If you’ve ever experienced a slightly sleepy sense of relaxation after drinking a particularly hoppy beer, then you already know a bit about what hops are capable of. Besides acting as a reliable sedative, this herb can ease nervous tension and anxiety, promote healthy digestion, and relieve bladder pain. In menopause, hops can alleviate symptoms such as hot flashes.
Parts Used: Flowers
Precautions: Because hops contain a potent plant estrogen called 8-prenylnaringenin, they should not be given to prepubescent children of either gender. Hops are also dangerous for dogs.
Identifying/ Growing: Hops grow on long vines called bines, which can grow to a length of more than 25 feet. Rarely found in the wild, these lush green plants are typically cultivated by commercial hops growers, who rely on stout trellises to support the bines and keep them well aerated. The medicinal portion of hops is the female flower, which is pale green, with a cone-like shape. If you have a sunny spot and vertical space for a stout trellis that can support at least 25 pounds, then you may be able to cultivate hops at home. You’ll need to grow at least two varieties to allow for cross-pollination, so plan accordingly. Plant the rhizomes in spring, after all danger of frost.
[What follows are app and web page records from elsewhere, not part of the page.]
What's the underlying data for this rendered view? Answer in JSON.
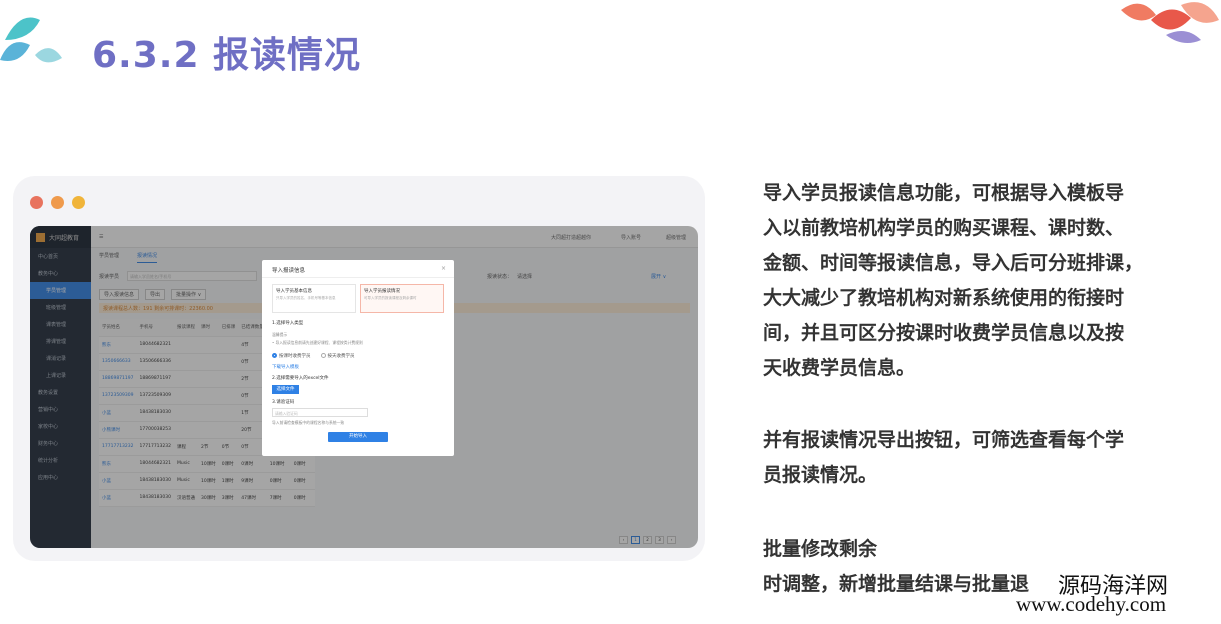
{
  "slide": {
    "title": "6.3.2 报读情况"
  },
  "colors": {
    "accent": "#2f81e5",
    "title": "#6f6fc4",
    "dot_red": "#e8735e",
    "dot_orange": "#ef9a4c",
    "dot_yellow": "#f0b43a",
    "sidebar": "#1f2a3a"
  },
  "window": {
    "dots": [
      "red",
      "orange",
      "yellow"
    ]
  },
  "app": {
    "logo": "大同超教育",
    "top_items": [
      "大同超打造超越你",
      "导入账号",
      "超级管理"
    ],
    "sidebar": [
      {
        "label": "中心首页",
        "sub": false,
        "active": false
      },
      {
        "label": "教务中心",
        "sub": false,
        "active": false
      },
      {
        "label": "学员管理",
        "sub": true,
        "active": true
      },
      {
        "label": "班级管理",
        "sub": true,
        "active": false
      },
      {
        "label": "课表管理",
        "sub": true,
        "active": false
      },
      {
        "label": "排课管理",
        "sub": true,
        "active": false
      },
      {
        "label": "课消记录",
        "sub": true,
        "active": false
      },
      {
        "label": "上课记录",
        "sub": true,
        "active": false
      },
      {
        "label": "教务设置",
        "sub": false,
        "active": false
      },
      {
        "label": "营销中心",
        "sub": false,
        "active": false
      },
      {
        "label": "家校中心",
        "sub": false,
        "active": false
      },
      {
        "label": "财务中心",
        "sub": false,
        "active": false
      },
      {
        "label": "统计分析",
        "sub": false,
        "active": false
      },
      {
        "label": "应用中心",
        "sub": false,
        "active": false
      }
    ],
    "tabs": [
      "学员管理",
      "报读情况"
    ],
    "filter_label": "报读学员",
    "search_placeholder": "请输入学员姓名/手机号",
    "status_label": "报读状态：",
    "status_value": "请选择",
    "expand_label": "展开 ∨",
    "buttons": [
      "导入报读信息",
      "导出",
      "批量操作 ∨"
    ],
    "notice": "报读课程总人数：191   剩余可排课时：22360.00",
    "table_headers": [
      "学员姓名",
      "手机号",
      "报读课程",
      "课时",
      "已排课",
      "已结课数量",
      "退课数量",
      "剩余数量"
    ],
    "table_rows": [
      [
        "熊东",
        "18044682321",
        "",
        "",
        "",
        "4节",
        "0节",
        "0节"
      ],
      [
        "1350666633",
        "13506666336",
        "",
        "",
        "",
        "0节",
        "0节",
        "0节"
      ],
      [
        "18869871197",
        "18869871197",
        "",
        "",
        "",
        "2节",
        "0节",
        "0节"
      ],
      [
        "13723509309",
        "13723509309",
        "",
        "",
        "",
        "0节",
        "0节",
        "0节"
      ],
      [
        "小蓝",
        "18438183030",
        "",
        "",
        "",
        "1节",
        "0节",
        "0节"
      ],
      [
        "小熊课时",
        "17700038253",
        "",
        "",
        "",
        "20节",
        "0节",
        "0节"
      ],
      [
        "17717713232",
        "17717713232",
        "课程",
        "2节",
        "0节",
        "0节",
        "0节",
        "0节"
      ],
      [
        "熊东",
        "18044682321",
        "Music",
        "10课时",
        "0课时",
        "0课时",
        "10课时",
        "0课时"
      ],
      [
        "小蓝",
        "18438183030",
        "Music",
        "10课时",
        "1课时",
        "9课时",
        "0课时",
        "0课时"
      ],
      [
        "小蓝",
        "18438183030",
        "汉语普通",
        "30课时",
        "3课时",
        "47课时",
        "7课时",
        "0课时"
      ]
    ],
    "pager": [
      "‹",
      "1",
      "2",
      "3",
      "›"
    ]
  },
  "dialog": {
    "title": "导入报读信息",
    "close": "×",
    "option1_title": "导入学员基本信息",
    "option1_desc": "只导入学员的姓名、手机号等基本信息",
    "option2_title": "导入学员报读情况",
    "option2_desc": "可导入学员的报读课程及剩余课时",
    "step1": "1.选择导入类型",
    "note_title": "温馨提示",
    "note_text": "• 导入报读信息前请先创建好课程、课程按类计费规则",
    "radio1": "按课时收费学员",
    "radio2": "按天收费学员",
    "template_link": "下载导入模板",
    "step2": "2.选择需要导入的excel文件",
    "upload_label": "选择文件",
    "step3": "3.请验证码",
    "input_placeholder": "请输入验证码",
    "hint": "导入前请检查模板中的课程名称与系统一致",
    "import_label": "开始导入"
  },
  "description": {
    "para1": [
      "导入学员报读信息功能，可根据导入模板导",
      "入以前教培机构学员的购买课程、课时数、",
      "金额、时间等报读信息，导入后可分班排课，",
      "大大减少了教培机构对新系统使用的衔接时",
      "间，并且可区分按课时收费学员信息以及按",
      "天收费学员信息。"
    ],
    "para2": [
      "并有报读情况导出按钮，可筛选查看每个学",
      "员报读情况。"
    ],
    "para3_line1": "批量修改剩余",
    "para3_line2": "时调整，新增批量结课与批量退"
  },
  "watermark": {
    "cn": "源码海洋网",
    "url": "www.codehy.com"
  }
}
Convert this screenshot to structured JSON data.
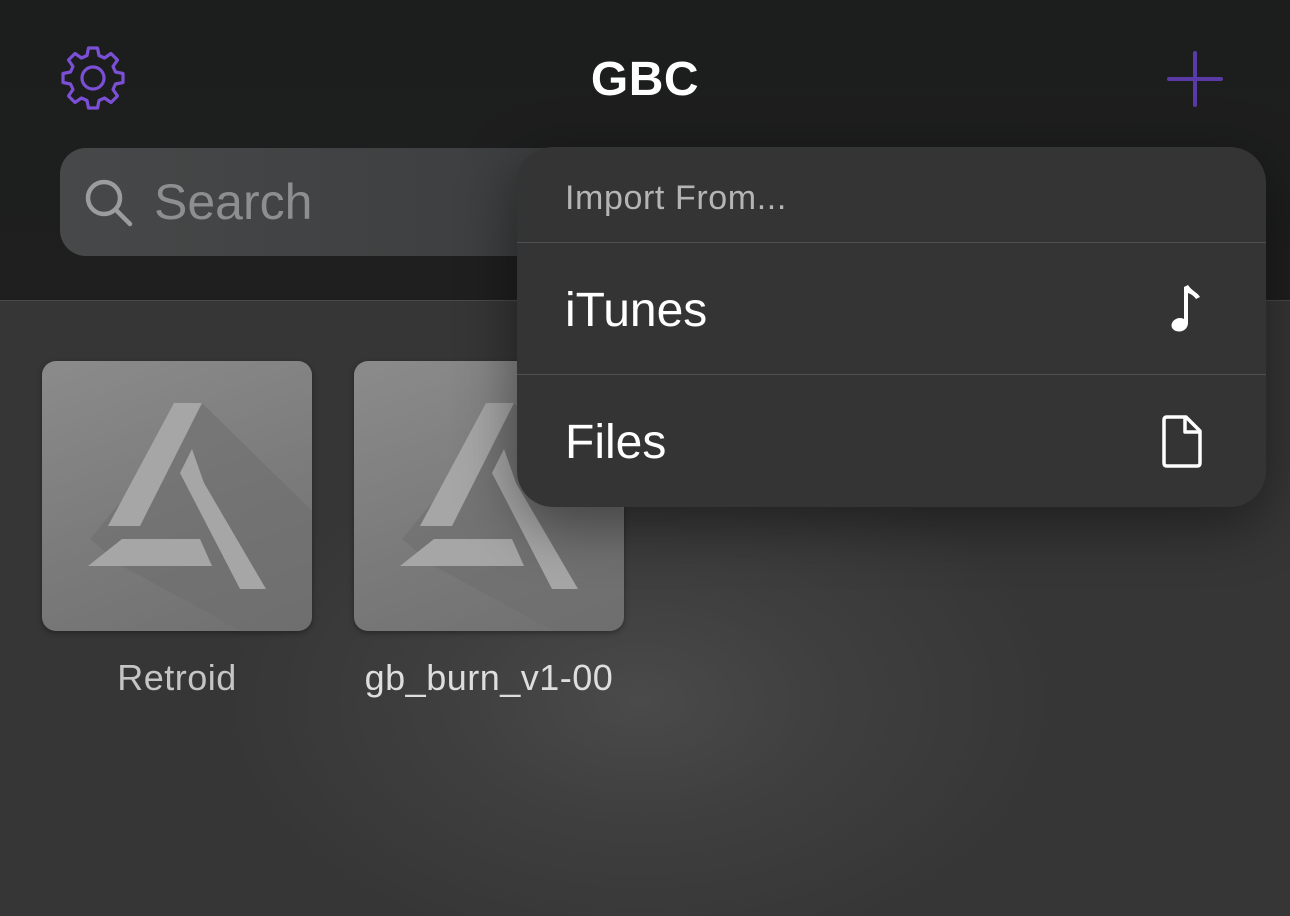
{
  "navbar": {
    "title": "GBC",
    "settings_icon": "gear-icon",
    "add_icon": "plus-icon"
  },
  "search": {
    "placeholder": "Search",
    "icon": "search-icon"
  },
  "games": [
    {
      "name": "Retroid",
      "artwork_icon": "placeholder-logo-icon"
    },
    {
      "name": "gb_burn_v1-00",
      "artwork_icon": "placeholder-logo-icon"
    }
  ],
  "import_menu": {
    "header": "Import From...",
    "items": [
      {
        "label": "iTunes",
        "icon": "music-note-icon"
      },
      {
        "label": "Files",
        "icon": "document-icon"
      }
    ]
  },
  "colors": {
    "accent": "#7b4fd6",
    "navbar_bg": "#1c1d1d",
    "content_bg": "#3a3a3a",
    "menu_bg": "#343434"
  }
}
Water them frequently and harvest the hops when the cones are filled with a thick, golden powder.